>>>>

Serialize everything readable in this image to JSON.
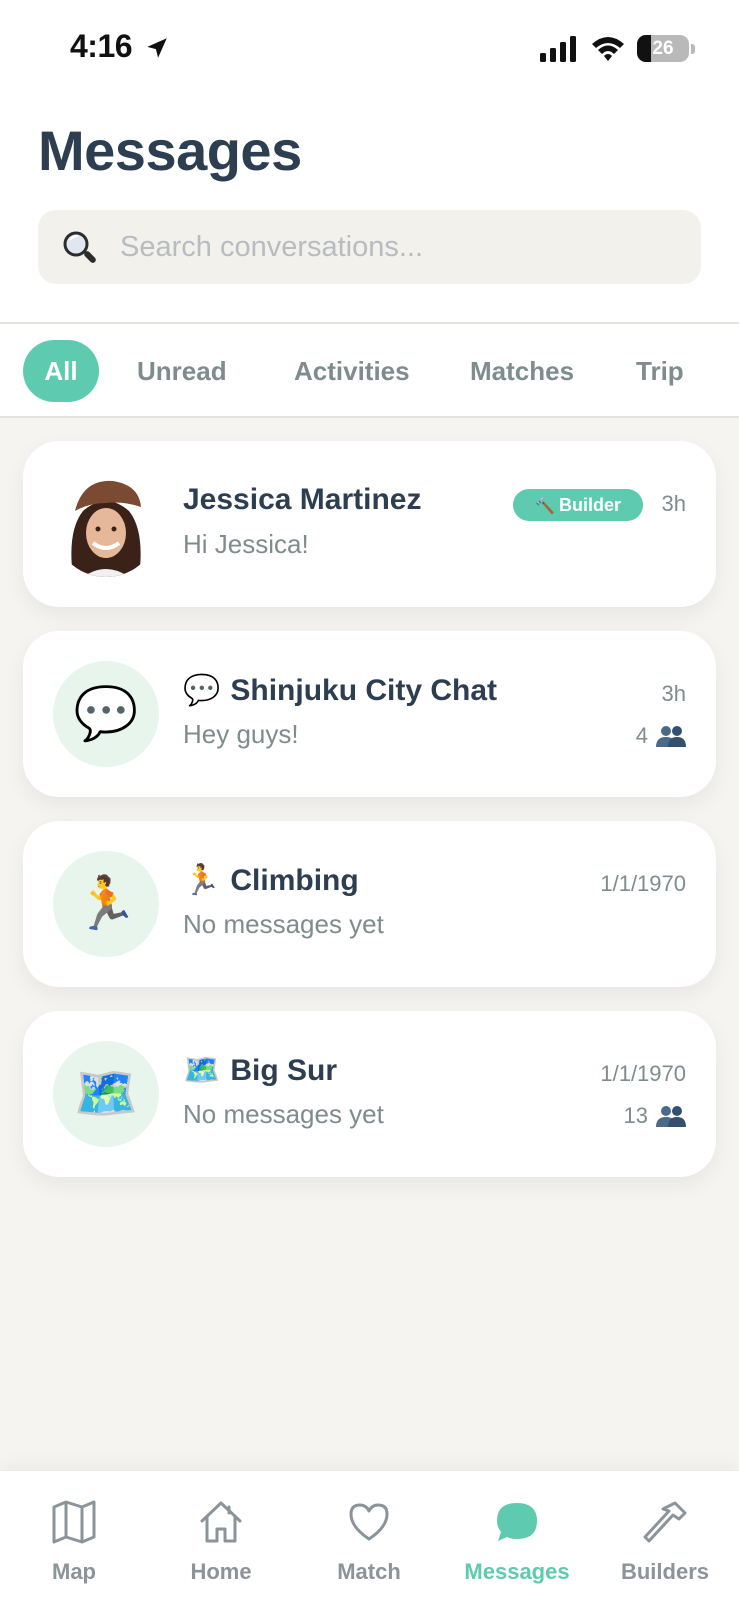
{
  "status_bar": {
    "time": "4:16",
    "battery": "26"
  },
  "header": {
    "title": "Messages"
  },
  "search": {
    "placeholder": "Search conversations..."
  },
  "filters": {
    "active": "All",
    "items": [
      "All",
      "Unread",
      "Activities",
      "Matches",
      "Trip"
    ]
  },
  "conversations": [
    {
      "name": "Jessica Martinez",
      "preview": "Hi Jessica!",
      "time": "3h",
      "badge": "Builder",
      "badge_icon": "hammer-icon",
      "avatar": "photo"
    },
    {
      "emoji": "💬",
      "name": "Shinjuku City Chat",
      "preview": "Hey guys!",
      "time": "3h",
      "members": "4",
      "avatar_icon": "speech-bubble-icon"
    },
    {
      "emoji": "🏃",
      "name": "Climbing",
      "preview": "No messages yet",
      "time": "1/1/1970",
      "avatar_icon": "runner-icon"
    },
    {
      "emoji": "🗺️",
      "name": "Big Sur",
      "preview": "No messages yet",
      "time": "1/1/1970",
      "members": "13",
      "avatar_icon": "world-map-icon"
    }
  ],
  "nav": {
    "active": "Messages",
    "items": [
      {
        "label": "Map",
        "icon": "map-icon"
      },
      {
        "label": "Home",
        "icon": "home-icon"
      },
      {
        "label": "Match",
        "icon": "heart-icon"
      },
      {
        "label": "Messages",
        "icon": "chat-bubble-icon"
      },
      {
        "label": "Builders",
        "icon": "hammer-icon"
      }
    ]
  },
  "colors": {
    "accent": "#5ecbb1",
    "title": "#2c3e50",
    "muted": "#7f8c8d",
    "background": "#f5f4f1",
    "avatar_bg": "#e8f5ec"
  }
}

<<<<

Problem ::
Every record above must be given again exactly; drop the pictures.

Task answer ::
Serialize everything readable in this image to JSON.
{
  "status_bar": {
    "time": "4:16",
    "battery": "26"
  },
  "header": {
    "title": "Messages"
  },
  "search": {
    "placeholder": "Search conversations..."
  },
  "filters": {
    "active": "All",
    "items": [
      "All",
      "Unread",
      "Activities",
      "Matches",
      "Trip"
    ]
  },
  "conversations": [
    {
      "name": "Jessica Martinez",
      "preview": "Hi Jessica!",
      "time": "3h",
      "badge": "Builder",
      "badge_icon": "hammer-icon",
      "avatar": "photo"
    },
    {
      "emoji": "💬",
      "name": "Shinjuku City Chat",
      "preview": "Hey guys!",
      "time": "3h",
      "members": "4",
      "avatar_icon": "speech-bubble-icon"
    },
    {
      "emoji": "🏃",
      "name": "Climbing",
      "preview": "No messages yet",
      "time": "1/1/1970",
      "avatar_icon": "runner-icon"
    },
    {
      "emoji": "🗺️",
      "name": "Big Sur",
      "preview": "No messages yet",
      "time": "1/1/1970",
      "members": "13",
      "avatar_icon": "world-map-icon"
    }
  ],
  "nav": {
    "active": "Messages",
    "items": [
      {
        "label": "Map",
        "icon": "map-icon"
      },
      {
        "label": "Home",
        "icon": "home-icon"
      },
      {
        "label": "Match",
        "icon": "heart-icon"
      },
      {
        "label": "Messages",
        "icon": "chat-bubble-icon"
      },
      {
        "label": "Builders",
        "icon": "hammer-icon"
      }
    ]
  },
  "colors": {
    "accent": "#5ecbb1",
    "title": "#2c3e50",
    "muted": "#7f8c8d",
    "background": "#f5f4f1",
    "avatar_bg": "#e8f5ec"
  }
}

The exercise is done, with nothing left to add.